Katalin Karikó held a seminar for students at the University of Szeged on Thursday. During the lecture, she spoke about the importance of relationships during university, family, career balance, and stress management, among other topics.
On December 10, the research professor will be awarded the Nobel Prize in Physiology or Medicine for her discoveries that paved the way for the development of mRNA-based vaccines. On Thursday, she met students of the university at a seminar, and told them that she started her studies in 1973 in Szeged, (Southern Great Plain, Hungary) where she studied biology. She obtained both her diploma and doctorate at the University of Szeged. It was here that she met her husband, with whom she celebrated their 43rd wedding anniversary on Wednesday. They also have a daughter, she noted.
University of Szeged. Photo: Ferenc Somorjai/Wikipedia
The researcher stressed the importance of the relationships formed during her university years. She advised the audience to follow in the footsteps of their former classmates after graduation. Katalin Karikó also encouraged students to ask their teachers or even to seek out researchers with questions, and if they have good questions, they might get noticed.
About her first years in the United States, she emphasized that
in the second half of the 1980s, laboratory conditions were in many ways worse in the U.S. than at the Biological Research Center in Szeged.
On the subject of family and career balance, she stressed that a research career is not family-friendly. She said that
it is much easier for a woman to give up her career dream when her child is crying. However, she advised girls not to do so, and instead ask their families and husbands for support.
She mentioned that her husband was a great help in raising their daughter and in her research career.
Talking about the importance of stress management, she emphasized that in every negative situation, you have to find something that can be turned into a positive. Citing an example from her student days, she said that a former teacher in Ostrava (Czech Republic) threatened to stop her from being accepted to university.
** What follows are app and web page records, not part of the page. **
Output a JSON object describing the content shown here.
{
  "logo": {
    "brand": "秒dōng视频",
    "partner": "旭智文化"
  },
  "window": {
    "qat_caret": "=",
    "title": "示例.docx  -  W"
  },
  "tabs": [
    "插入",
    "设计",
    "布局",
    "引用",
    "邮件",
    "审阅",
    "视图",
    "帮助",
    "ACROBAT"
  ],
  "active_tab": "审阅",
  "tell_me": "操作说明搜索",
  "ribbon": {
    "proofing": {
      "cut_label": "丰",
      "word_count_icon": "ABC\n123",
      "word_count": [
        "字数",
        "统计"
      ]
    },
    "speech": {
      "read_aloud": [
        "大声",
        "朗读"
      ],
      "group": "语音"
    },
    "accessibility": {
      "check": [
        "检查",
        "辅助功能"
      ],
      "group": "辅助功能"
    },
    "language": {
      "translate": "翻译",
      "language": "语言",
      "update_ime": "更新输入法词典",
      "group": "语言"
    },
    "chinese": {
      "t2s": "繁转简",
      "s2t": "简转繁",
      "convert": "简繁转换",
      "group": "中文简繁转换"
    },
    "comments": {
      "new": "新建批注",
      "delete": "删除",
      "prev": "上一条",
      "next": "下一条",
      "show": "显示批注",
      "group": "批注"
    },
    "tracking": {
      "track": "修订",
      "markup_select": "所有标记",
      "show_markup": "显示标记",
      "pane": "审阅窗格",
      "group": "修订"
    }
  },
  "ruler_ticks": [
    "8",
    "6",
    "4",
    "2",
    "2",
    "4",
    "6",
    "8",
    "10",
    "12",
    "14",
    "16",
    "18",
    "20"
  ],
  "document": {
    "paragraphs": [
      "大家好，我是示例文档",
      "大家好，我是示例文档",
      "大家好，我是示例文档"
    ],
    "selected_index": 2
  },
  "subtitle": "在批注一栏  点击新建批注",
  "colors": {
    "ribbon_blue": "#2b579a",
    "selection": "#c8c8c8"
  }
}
To prevent that from happening, she studied much harder.
She added that this is why she thanks those who hindered her in her career, because they made her resilient and pushed her to do even better.
Via MTI, Featured image: MTI/Rosta Tibor